adapted from My New Roots| yield 1 loaf pan 

This recipe calls for freshly ground flour. If you don't have a high-powered blender like  a Vitamix or a Blendtech, you can use a coffee grinder, spice grinder, grain mill, or even a high-quality regular blender - you just want to get a very fine flour.  If you don't want to grind them yourself, feel free to use pre-ground millet and light/white buckwheat flour.  

If you are vegan, be sure to choose a vegan oil instead of butter/ghee.

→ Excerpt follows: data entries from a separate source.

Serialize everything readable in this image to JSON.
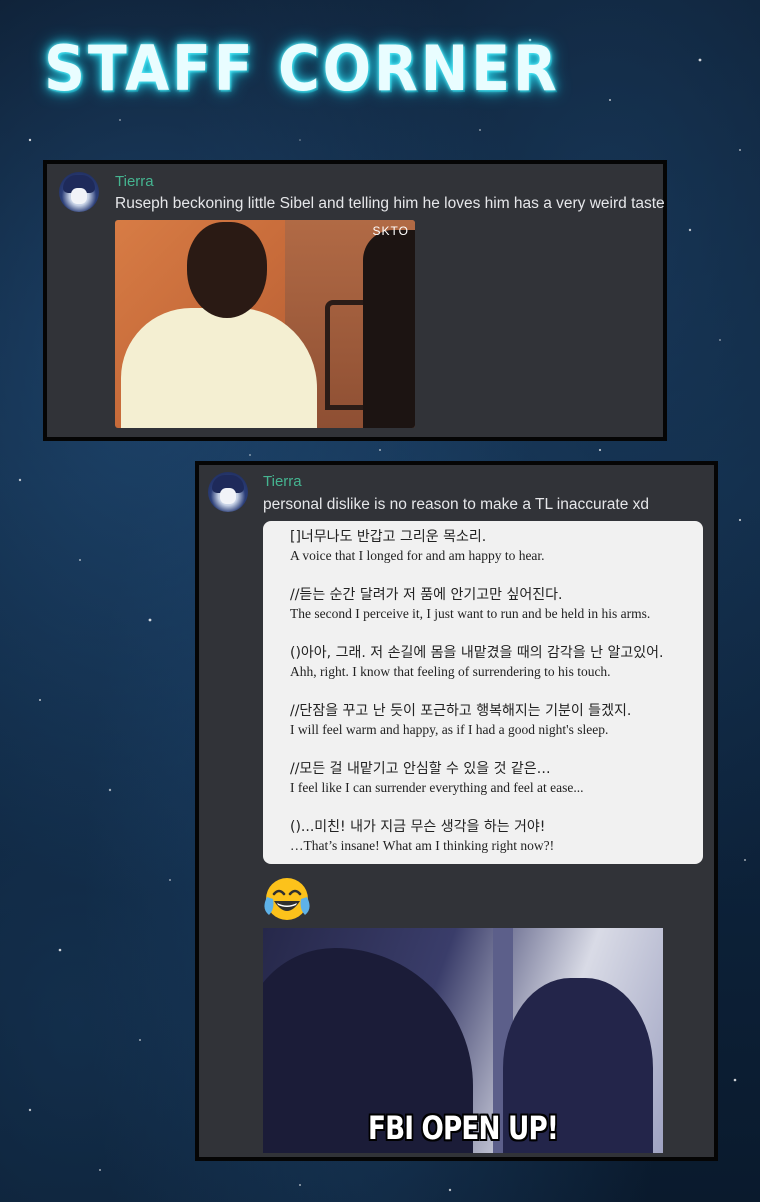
{
  "header": {
    "title": "STAFF CORNER"
  },
  "posts": [
    {
      "username": "Tierra",
      "text": "Ruseph beckoning little Sibel and telling him he loves him has a very weird taste",
      "image": {
        "watermark": "SKTO"
      }
    },
    {
      "username": "Tierra",
      "text": "personal dislike is no reason to make a TL inaccurate xd",
      "translation": [
        {
          "ko": "[]너무나도 반갑고 그리운 목소리.",
          "en": "A voice that I longed for and am happy to hear."
        },
        {
          "ko": "//듣는 순간 달려가 저 품에 안기고만 싶어진다.",
          "en": "The second I perceive it, I just want to run and be held in his arms."
        },
        {
          "ko": "()아아, 그래. 저 손길에 몸을 내맡겼을 때의 감각을 난 알고있어.",
          "en": "Ahh, right. I know that feeling of surrendering to his touch."
        },
        {
          "ko": "//단잠을 꾸고 난 듯이 포근하고 행복해지는 기분이 들겠지.",
          "en": "I will feel warm and happy, as if I had a good night's sleep."
        },
        {
          "ko": "//모든 걸 내맡기고 안심할 수 있을 것 같은…",
          "en": "I feel like I can surrender everything and feel at ease..."
        },
        {
          "ko": "()...미친! 내가 지금 무슨 생각을 하는 거야!",
          "en": "…That’s insane! What am I thinking right now?!"
        }
      ],
      "emoji": "face-with-tears-of-joy",
      "image": {
        "caption": "FBI OPEN UP!"
      }
    }
  ],
  "colors": {
    "username": "#45b490",
    "card_bg": "#313338",
    "title_glow": "#2fd9ef"
  }
}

  • ¼ cup water or milk of your choice (coconut, rice, almond, hemp, cow, goat, soy…)
  • 1 cup whole buckwheat groats (or 1 cup + 2 Tbsp LIGHT buckwheat flour)
  • 1/2 cup whole millet grains (or 1/2 cup + 1 Tbsp millet flour)
  • 1/4 cup dark buckwheat flour
  • 1/2 cup arrowroot starch/flour, tapioca starch/flour, or a mixture of both
  • 1/2 tsp xanthan gum or guar gum (you can omit, but bread will be slightly crumbly)
  • 1 tsp. baking soda
  • 1 tsp. baking powder
  • 1 1/2 tsp cinnamon
  • ½ tsp. sea salt
  • 6 Tbsp. olive oil or melted butter, ghee, or coconut oil
  • 6 Tbsp. maple syrup 
  • 2 tsp. pure vanilla extract
  • 2 ¼ cups mashed ripe bananas (approximately 5 medium bananas)
  • 1 cup chopped nuts/seeds (I used cashews and sunflower seeds)
  • optional: 1/3 cup raw cacao nibs OR 1/2-3/4 cup chopped dark chocolate, Enjoy Life chocolate chips, unsweetened chocolate, carob chips, or homemade chocolate/carob chips
  • more cashews + chocolate/cocao for sprinkling on top 

Preheat oven to 350º F.  Line a loaf pan with baking paper.

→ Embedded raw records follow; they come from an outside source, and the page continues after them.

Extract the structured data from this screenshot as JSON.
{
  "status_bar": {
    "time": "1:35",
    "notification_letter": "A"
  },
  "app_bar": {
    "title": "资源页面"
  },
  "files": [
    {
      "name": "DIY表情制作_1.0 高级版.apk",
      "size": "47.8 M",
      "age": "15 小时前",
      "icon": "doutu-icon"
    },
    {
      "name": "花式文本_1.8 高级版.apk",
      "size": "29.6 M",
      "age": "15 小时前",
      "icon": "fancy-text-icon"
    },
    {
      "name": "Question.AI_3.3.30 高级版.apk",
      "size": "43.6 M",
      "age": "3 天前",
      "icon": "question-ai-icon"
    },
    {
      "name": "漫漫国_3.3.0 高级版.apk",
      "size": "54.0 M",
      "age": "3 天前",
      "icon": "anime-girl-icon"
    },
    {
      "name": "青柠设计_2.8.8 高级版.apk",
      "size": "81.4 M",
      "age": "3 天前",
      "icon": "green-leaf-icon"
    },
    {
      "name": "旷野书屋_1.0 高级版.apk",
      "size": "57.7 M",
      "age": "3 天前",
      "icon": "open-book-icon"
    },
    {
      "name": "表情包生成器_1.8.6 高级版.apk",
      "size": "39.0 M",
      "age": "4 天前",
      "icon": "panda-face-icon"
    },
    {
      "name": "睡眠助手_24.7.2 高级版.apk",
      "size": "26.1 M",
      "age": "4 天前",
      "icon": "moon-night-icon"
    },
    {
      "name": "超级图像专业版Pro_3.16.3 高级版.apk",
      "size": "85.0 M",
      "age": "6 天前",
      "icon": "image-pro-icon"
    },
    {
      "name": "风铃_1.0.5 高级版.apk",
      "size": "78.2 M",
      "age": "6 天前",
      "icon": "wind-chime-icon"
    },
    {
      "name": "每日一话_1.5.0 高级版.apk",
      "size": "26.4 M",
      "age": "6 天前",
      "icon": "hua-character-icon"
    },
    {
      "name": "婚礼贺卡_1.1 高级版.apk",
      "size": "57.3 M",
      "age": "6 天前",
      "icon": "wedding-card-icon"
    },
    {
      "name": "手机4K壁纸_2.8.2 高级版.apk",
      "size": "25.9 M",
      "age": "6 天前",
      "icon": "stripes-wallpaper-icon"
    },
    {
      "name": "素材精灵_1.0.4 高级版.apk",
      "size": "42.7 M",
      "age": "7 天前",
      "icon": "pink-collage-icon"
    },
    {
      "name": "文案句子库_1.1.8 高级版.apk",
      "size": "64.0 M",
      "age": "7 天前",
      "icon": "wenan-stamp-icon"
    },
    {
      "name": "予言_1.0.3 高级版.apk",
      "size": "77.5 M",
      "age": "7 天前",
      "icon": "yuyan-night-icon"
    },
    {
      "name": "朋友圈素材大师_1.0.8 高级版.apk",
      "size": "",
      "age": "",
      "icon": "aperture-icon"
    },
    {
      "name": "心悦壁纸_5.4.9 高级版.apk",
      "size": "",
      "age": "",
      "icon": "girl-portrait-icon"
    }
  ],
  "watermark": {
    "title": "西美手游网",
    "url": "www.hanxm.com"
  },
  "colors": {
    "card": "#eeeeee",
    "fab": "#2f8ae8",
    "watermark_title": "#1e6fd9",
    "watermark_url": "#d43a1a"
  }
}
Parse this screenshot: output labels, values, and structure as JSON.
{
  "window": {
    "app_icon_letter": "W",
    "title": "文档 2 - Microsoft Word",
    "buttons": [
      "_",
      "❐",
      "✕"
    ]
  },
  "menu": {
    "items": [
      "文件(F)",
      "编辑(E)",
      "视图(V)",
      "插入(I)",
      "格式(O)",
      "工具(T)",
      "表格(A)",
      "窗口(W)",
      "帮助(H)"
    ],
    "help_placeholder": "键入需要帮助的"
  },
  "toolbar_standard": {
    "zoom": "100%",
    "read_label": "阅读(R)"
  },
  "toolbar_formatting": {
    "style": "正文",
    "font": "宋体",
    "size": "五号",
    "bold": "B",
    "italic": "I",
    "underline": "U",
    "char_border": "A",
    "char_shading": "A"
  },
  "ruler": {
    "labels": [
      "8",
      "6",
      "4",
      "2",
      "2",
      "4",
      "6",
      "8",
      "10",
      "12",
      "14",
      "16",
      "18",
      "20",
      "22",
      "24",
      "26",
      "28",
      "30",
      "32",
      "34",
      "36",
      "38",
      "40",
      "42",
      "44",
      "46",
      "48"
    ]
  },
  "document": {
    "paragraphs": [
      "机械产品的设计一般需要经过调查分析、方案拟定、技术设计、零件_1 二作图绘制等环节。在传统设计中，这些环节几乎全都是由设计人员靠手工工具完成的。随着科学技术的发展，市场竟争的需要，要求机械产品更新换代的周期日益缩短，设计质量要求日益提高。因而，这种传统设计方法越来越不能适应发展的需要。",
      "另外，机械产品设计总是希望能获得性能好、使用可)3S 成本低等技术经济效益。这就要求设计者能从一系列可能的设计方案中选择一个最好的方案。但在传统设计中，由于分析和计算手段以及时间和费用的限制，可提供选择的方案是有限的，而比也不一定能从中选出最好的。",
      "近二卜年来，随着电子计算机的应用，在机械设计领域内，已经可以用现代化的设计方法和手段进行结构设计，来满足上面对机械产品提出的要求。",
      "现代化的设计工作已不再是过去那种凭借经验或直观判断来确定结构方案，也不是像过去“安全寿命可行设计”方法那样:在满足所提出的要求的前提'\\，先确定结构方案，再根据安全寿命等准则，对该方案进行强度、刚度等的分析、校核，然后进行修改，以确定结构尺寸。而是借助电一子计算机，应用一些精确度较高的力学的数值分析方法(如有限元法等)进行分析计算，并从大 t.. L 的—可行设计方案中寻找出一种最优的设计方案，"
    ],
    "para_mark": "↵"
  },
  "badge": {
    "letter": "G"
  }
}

Grind buckwheat groats and millet in a high-powered blender, coffee grinder, grain mill, or a very high quality regular blender. Transfer to a large bowl and combine with other dry ingredients, and set aside.

Put the milk, oil, maple syrup, vanilla, and bananas in the blender and blend until smooth.  Add banana mixture and combine using as few stroked as possible. Fold in nuts/seeds and chocolate/cacao. 

Spread into a cake pan and smooth the top. Sprinkle with additional nuts/chocolate. Bake until a toothpick inserted in the center comes out clean, about 1 hour. Do not overbake. 

Let cool for 5-10 minutes, then remove from pan by lifting on the sides of the baking paper. Finish cooling on a rack, and store cooled loaf in an airtight container. This bread is delicious toasted, and freezes very well. 

*The information provided on this site is intended for your general knowledge only and is not a substitute for professional medical advice or treatment for specific medical conditions. You should not use this information to diagnose or treat a health problem or disease without consulting with a qualified healthcare provider. Please consult your healthcare provider with any questions or concerns you may have regarding your condition.

*Heads up! This post may contain some affiliate links. If you buy something through one of those links you won't pay a single cent more, but I'll get a small commission that helps keep the content flowing. P.S. I only recommend products I use in my own daily life!